◆ What you will do
Where in the entries below does "name" appear? Copy every line that has it.
+++
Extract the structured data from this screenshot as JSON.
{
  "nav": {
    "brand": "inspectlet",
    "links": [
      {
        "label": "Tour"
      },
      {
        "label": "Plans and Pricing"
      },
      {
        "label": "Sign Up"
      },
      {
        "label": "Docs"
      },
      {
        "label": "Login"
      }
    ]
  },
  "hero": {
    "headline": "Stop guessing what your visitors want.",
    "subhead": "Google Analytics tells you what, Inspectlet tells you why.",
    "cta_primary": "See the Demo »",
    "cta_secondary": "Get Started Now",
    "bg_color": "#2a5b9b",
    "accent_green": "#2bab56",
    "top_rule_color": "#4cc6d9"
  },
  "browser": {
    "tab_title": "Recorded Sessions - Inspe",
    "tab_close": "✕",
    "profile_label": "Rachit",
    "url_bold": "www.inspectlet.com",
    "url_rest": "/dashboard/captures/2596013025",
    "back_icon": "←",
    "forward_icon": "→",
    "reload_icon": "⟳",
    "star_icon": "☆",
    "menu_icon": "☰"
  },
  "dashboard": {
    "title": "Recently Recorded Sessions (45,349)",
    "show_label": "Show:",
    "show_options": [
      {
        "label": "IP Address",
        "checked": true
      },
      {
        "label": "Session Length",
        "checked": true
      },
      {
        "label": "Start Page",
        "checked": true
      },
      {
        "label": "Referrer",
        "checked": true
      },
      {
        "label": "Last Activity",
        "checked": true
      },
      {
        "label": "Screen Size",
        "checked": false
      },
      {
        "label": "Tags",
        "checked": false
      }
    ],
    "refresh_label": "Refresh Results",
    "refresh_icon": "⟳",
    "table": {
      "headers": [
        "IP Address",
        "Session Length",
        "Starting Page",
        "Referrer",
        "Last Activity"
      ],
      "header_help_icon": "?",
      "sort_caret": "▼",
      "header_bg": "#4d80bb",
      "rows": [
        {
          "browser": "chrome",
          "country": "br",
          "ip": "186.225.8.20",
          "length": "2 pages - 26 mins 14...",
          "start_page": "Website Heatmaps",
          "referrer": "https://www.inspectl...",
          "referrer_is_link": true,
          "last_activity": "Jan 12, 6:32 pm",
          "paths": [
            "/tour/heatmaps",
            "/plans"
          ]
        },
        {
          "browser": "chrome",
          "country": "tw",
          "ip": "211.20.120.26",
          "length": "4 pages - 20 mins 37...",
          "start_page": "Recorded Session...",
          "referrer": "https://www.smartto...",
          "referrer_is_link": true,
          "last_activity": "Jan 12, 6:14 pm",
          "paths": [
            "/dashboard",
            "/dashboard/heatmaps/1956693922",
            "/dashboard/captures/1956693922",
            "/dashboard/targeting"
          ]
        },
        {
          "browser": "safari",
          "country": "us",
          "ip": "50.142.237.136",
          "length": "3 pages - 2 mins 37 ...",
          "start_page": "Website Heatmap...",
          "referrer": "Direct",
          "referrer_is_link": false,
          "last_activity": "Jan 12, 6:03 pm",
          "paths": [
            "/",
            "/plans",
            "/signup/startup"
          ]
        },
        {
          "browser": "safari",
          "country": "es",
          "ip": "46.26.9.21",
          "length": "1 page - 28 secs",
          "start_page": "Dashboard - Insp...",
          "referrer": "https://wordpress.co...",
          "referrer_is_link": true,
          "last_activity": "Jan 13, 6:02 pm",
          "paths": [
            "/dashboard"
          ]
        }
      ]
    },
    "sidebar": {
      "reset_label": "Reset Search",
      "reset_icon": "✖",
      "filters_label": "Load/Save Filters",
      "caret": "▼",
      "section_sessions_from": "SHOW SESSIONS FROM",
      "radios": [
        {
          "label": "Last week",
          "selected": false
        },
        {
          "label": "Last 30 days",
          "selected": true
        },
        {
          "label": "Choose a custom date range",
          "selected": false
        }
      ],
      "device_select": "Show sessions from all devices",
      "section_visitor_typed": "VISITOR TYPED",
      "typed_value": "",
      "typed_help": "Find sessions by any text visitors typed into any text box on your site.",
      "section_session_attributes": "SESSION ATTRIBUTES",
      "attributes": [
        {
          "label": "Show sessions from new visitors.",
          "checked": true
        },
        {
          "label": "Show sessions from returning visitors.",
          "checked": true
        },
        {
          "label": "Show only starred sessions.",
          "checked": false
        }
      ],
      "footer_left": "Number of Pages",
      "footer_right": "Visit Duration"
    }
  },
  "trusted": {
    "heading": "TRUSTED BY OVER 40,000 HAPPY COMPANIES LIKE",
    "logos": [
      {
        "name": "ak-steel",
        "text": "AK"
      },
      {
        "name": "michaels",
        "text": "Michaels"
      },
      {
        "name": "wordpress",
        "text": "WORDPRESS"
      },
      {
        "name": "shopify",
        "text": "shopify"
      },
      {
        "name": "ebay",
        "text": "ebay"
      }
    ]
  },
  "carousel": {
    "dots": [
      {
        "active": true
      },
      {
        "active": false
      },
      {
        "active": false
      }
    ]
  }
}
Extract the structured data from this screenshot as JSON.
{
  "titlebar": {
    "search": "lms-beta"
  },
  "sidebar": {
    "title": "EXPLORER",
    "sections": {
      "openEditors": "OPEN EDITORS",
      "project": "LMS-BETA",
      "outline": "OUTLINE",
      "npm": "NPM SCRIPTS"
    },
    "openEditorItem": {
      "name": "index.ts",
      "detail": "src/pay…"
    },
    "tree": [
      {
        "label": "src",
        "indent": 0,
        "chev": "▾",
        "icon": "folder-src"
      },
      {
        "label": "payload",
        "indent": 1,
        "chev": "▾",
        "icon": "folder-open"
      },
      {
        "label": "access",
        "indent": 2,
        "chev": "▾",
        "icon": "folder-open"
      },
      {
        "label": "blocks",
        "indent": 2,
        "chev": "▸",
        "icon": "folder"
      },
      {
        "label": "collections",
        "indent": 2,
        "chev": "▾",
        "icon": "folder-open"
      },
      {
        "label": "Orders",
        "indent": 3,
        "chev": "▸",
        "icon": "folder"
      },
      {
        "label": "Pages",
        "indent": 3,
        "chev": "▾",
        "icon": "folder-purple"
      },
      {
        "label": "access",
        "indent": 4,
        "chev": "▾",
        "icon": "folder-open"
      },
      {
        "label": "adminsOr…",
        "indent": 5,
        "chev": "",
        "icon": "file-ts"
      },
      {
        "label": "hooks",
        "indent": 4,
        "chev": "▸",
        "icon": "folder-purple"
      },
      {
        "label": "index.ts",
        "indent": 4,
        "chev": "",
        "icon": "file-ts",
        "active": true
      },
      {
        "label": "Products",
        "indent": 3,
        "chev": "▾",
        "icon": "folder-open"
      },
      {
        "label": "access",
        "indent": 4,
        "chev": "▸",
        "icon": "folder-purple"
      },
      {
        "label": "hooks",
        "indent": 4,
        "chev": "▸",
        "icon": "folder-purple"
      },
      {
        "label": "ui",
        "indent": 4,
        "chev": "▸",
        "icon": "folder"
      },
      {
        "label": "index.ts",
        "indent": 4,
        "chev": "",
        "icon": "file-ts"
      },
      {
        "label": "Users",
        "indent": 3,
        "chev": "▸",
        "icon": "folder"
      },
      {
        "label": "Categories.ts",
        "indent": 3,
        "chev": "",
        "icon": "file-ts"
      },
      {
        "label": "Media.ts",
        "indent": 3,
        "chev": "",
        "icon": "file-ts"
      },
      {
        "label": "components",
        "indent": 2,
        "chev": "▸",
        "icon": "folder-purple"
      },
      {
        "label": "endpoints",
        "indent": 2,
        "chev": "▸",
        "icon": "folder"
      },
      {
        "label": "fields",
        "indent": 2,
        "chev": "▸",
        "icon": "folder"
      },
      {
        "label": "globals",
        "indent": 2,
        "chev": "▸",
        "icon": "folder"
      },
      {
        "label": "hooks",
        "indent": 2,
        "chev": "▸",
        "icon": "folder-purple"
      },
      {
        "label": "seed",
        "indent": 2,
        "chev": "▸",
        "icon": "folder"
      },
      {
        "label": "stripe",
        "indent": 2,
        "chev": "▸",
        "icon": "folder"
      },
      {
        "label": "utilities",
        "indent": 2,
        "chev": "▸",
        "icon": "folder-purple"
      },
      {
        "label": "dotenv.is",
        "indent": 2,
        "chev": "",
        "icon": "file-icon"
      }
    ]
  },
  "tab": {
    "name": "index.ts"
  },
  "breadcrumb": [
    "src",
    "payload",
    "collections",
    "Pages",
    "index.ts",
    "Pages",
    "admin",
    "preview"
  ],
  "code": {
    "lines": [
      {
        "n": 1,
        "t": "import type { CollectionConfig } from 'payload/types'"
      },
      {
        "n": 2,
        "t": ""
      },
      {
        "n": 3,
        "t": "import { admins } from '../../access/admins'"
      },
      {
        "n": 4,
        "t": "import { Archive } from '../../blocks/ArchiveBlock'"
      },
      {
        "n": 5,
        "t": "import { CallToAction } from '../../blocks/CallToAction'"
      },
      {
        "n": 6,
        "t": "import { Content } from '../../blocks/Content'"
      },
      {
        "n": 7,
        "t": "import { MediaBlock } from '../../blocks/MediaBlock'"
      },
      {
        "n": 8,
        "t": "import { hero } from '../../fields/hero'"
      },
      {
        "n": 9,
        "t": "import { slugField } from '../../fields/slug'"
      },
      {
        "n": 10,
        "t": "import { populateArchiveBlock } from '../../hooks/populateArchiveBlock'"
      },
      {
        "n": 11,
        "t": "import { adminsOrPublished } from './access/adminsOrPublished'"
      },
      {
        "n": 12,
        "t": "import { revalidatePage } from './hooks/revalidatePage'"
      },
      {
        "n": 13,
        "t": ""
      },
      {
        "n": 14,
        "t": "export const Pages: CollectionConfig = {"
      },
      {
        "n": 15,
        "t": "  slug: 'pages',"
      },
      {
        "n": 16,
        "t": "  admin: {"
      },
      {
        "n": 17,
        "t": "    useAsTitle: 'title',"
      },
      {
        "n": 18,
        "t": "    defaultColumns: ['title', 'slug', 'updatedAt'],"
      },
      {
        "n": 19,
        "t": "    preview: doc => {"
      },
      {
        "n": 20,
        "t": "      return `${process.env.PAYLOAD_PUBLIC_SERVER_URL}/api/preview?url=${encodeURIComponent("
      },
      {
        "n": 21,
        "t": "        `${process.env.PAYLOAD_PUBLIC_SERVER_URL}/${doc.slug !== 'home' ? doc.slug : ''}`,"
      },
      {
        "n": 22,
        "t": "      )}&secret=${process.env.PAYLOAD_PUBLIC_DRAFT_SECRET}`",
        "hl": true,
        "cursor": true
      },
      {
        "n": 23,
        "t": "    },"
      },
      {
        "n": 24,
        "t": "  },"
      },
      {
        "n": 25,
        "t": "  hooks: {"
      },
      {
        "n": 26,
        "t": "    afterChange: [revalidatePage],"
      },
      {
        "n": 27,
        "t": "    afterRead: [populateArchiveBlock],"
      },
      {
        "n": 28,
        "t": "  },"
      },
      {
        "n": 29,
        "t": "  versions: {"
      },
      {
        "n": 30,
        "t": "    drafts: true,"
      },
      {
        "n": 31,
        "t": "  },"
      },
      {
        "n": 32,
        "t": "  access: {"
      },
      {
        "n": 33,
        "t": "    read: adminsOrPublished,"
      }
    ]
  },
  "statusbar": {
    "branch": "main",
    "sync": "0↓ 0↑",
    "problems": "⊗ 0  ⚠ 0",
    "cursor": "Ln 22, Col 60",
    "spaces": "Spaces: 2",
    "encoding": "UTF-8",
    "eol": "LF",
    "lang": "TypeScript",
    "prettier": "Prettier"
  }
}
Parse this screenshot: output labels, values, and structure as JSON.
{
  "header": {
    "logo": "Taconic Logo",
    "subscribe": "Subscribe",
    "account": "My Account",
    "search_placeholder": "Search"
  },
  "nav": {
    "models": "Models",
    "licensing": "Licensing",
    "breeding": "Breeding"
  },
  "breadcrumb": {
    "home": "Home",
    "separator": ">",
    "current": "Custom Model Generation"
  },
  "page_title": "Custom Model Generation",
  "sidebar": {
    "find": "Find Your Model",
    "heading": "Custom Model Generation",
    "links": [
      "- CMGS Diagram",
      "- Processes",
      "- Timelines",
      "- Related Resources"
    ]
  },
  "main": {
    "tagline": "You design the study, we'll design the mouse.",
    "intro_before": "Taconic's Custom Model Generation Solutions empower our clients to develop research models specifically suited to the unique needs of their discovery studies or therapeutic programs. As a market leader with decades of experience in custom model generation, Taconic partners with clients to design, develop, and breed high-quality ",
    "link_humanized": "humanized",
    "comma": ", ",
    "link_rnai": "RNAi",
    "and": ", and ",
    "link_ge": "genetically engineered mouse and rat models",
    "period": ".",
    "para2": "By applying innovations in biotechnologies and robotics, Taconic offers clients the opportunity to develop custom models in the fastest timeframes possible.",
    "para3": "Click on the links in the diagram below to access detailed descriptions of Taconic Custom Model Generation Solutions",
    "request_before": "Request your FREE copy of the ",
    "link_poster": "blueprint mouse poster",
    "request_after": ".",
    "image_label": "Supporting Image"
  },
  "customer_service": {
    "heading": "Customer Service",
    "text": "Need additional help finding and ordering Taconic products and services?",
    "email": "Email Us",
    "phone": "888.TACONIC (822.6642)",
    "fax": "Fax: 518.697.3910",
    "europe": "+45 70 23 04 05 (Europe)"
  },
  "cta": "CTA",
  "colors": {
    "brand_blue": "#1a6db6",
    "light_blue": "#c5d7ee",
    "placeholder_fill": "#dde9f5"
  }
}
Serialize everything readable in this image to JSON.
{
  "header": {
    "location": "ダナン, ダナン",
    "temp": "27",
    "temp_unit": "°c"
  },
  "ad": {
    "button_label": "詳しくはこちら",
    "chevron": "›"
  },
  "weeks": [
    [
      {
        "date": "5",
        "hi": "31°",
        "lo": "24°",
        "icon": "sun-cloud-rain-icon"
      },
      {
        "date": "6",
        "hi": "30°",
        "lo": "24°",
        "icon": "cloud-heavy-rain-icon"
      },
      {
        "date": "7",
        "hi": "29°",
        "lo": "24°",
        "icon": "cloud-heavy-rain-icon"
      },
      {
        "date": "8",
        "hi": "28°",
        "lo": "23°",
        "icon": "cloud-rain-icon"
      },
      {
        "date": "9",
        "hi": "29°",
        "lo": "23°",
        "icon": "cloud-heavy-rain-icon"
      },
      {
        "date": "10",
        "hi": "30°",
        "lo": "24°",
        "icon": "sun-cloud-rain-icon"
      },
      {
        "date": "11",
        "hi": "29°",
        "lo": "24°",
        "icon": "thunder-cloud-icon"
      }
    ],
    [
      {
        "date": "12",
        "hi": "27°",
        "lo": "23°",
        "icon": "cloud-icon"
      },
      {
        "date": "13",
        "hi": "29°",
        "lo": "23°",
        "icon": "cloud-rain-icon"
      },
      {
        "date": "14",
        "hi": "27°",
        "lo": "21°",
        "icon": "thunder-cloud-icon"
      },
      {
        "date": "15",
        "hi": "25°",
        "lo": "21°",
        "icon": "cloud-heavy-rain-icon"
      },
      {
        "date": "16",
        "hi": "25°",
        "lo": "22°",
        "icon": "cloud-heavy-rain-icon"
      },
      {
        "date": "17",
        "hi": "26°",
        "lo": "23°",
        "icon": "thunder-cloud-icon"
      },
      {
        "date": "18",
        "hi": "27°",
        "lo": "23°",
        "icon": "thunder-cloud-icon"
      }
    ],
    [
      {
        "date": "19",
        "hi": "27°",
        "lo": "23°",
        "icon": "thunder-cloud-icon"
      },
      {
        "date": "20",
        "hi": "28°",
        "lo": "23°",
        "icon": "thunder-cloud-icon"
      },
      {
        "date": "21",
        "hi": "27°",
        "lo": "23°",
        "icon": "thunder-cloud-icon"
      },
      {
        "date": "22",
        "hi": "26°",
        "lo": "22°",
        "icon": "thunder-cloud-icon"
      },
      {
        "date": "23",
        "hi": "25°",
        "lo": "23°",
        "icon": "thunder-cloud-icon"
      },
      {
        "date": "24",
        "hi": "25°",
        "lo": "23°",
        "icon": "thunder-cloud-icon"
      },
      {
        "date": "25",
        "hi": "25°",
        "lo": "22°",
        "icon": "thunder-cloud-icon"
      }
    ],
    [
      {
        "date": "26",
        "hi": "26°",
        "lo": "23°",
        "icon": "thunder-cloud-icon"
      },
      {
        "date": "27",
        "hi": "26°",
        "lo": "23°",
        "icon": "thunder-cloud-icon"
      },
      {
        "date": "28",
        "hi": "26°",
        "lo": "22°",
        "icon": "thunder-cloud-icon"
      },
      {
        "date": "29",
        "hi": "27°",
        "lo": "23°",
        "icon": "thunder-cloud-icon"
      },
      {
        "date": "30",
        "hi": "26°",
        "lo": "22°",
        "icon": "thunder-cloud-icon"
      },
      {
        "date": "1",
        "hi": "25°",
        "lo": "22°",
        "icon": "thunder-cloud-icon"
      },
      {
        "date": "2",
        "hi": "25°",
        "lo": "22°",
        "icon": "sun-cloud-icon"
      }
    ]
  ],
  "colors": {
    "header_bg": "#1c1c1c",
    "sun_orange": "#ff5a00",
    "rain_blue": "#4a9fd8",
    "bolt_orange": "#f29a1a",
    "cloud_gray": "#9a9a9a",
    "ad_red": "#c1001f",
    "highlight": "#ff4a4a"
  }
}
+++
◆ Task result
        "name": "ak-steel",
        "name": "michaels",
        "name": "wordpress",
        "name": "shopify",
        "name": "ebay",
      "name": "index.ts",
    "name": "index.ts"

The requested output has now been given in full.